Special Advantages Of The Soy Bean

This vegetable, which grows in China, principally in the province of Manchuria, is really a curiosity among vegetable foods; and since it is so very rich in various component parts of the main food groups, we are probably not going too far in calling it the most valuable plant we know of, Leguminous vegetables and cereals are rich in albumin and carbohydrates, but the soy bean not only contains these substances, but also another most valuable foodstuff, in which it far exceeds both the leguminous vegetables and cereals, namely, a large amount of fat. The albumin content of the soy bean is from 27 to 33 per cent., the carbohydrates amount to between 10 t0 35 per cent., and the fat content from 17 to 22 per cent. This is indeed a combination scarcely to be found in any other plant, and the nutritive value in the completeness of its composition surpasses the most valuable animal foods. Since it contains all three of our principal food groups, it plays much the same rôle as milk, while exceeding the latter in its wealth of nutritive substances. However, the soy bean offers the objection that when eaten whole nearly 5 per cent. is lost in the intestines, owing to the cellulose which it contains. This objection is done away with when it is eaten in purée form, or as a fine flour.

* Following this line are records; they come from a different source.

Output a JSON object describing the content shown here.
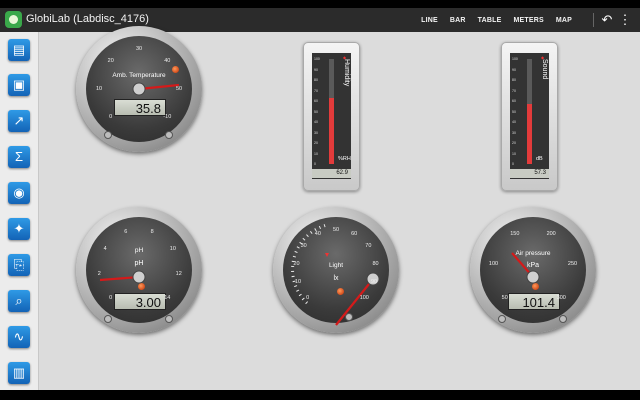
{
  "app": {
    "title": "GlobiLab (Labdisc_4176)"
  },
  "menu": [
    "LINE",
    "BAR",
    "TABLE",
    "METERS",
    "MAP"
  ],
  "icons": {
    "undo": "undo-icon",
    "more": "more-vertical-icon",
    "toolbar": [
      "open-folder-icon",
      "save-icon",
      "export-icon",
      "sigma-icon",
      "labdisc-icon",
      "run-icon",
      "edit-page-icon",
      "zoom-icon",
      "graph-icon",
      "book-icon"
    ]
  },
  "colors": {
    "accent": "#1a73c8",
    "needle": "#d41a1a",
    "bar": "#e33b3b",
    "scale_green": "#4caf50",
    "scale_red": "#d32f2f",
    "scale_blue": "#3b44c8"
  },
  "gauges": [
    {
      "title": "Amb. Temperature",
      "unit": "°C",
      "value": "35.8",
      "ticks": [
        "0",
        "10",
        "20",
        "30",
        "40",
        "50",
        "-10"
      ],
      "pointer_value": 35.8,
      "min": -10,
      "max": 50
    },
    {
      "title": "pH",
      "unit": "pH",
      "value": "3.00",
      "ticks": [
        "0",
        "2",
        "4",
        "6",
        "8",
        "10",
        "12",
        "14"
      ],
      "pointer_value": 3.0,
      "min": 0,
      "max": 14
    },
    {
      "title": "Light",
      "unit": "lx",
      "value": "",
      "ticks": [
        "0",
        "10",
        "20",
        "30",
        "40",
        "50",
        "60",
        "70",
        "80",
        "90",
        "100"
      ],
      "pointer_value": 0,
      "min": 0,
      "max": 600
    },
    {
      "title": "Air pressure",
      "unit": "kPa",
      "value": "101.4",
      "ticks": [
        "50",
        "100",
        "150",
        "200",
        "250",
        "300"
      ],
      "pointer_value": 101.4,
      "min": 0,
      "max": 300
    }
  ],
  "bars": [
    {
      "title": "Humidity",
      "unit": "%RH",
      "value": "62.9",
      "fraction": 0.629,
      "ticks": [
        "100",
        "90",
        "80",
        "70",
        "60",
        "50",
        "40",
        "30",
        "20",
        "10",
        "0"
      ]
    },
    {
      "title": "Sound",
      "unit": "dB",
      "value": "57.3",
      "fraction": 0.573,
      "ticks": [
        "100",
        "90",
        "80",
        "70",
        "60",
        "50",
        "40",
        "30",
        "20",
        "10",
        "0"
      ]
    }
  ]
}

All leguminous vegetables are rich in lecithin, especially lentils, but in this respect the palm must be accorded to the soy bean. It likewise exceeds the other leguminous vegetables and many other plants as well in its phosphorus content. As I see in the recently published “Dissertation on the Phosphorus Content of Various Indian Foods,” by Jebbink, the Dutch East Indian “Katjang Kedelen,” a variety of soy bean, contains 1.19 per cent. of phosphoric acid.

This wonderful vegetable, in addition to its valuable con-tents, has the further advantage that it can be used in so many useful foods. We have already referred to the flour made from the soy bean. From this, when mixed with white flour or any other desired sort, a bread can be made with such a high albumin content as is hardly otherwise possible; biscuits can also be made from the soy-bean flour which are very valuable for diabetics, because of the low carbohydrate content. The products made with this flour have an agreeable taste, some-what resembling that of the chestnut. A kind of milk can also be extracted from soy beans, if they are allowed to lie in water for several hours and are then mashed or pressed out. And just as with any other milk, a cheese can be made which is very nourishing. Through fermentative action valuable nutritive products can be made from the bean : the Tofu cheese is most nutritious, and a sauce, “soy sauce,” is also, made from it, which looks exactly like meat extract, and, in my opinion, also tastes much like it. I found it a pleasant addition to other viands, and it is no doubt free from the injurious effects of the genuine meat extract. An oil can also, be made from the soy bean, and in Manchuria one sees in all the cities and many smaller towns such oil mills. They are, to be sure, of rather primitive construction, but serve to provide the Chinese of these regions with the fat so much in demand. A substance resembling butter, a thick cream, can be made from this wonderful bean ; it tastes much like “Maroni crême.” And lastly I must not forget to mention that when the beans are allowed to sprout under glass the sprouts do good service as a green vegetable. I tried to eat these sprouts raw, and found them quite palatable. I might also mention that a kind of macaroni is made from the soy bean, and Wein states that a very good tasting soup can be made with these beans together with peas. They may also be cooked together with other vegetables, as potatoes and rice. A purée on the order of the Italian “polenta” can likewise be made. When the whole beans are eaten they are poorly assimilated, and, according to Osawa, 37.4 per cent. of the albumin is lost, while when eaten in the form of To-fu only 3.9 per cent. is lost.

It would certainly be well to transplant these wonderful beans into Europe; they much resemble our beans, but are somewhat more round. There are yellow, green, black, and several other varieties. Attempts were made in France to plant this bean, but unfortunately when it becomes acclimatized in Europe it has a tendency to graft itself upon our native bean, and thereby loses its own properties. This might perhaps, in my opinion, be obviated by proper fertilization, for, while in Chinese soil the nutritive content of these beans is much greater, the cause probably lies in the fact that this soil, as has been shown by examinations recently made at Erfurt, is much richer in nutritive substances and salts—particularly phosphorus—than ours. It would therefore be necessary to fertilize according to the composition of this plant, with a considerable amount of nitrogen and phosphates.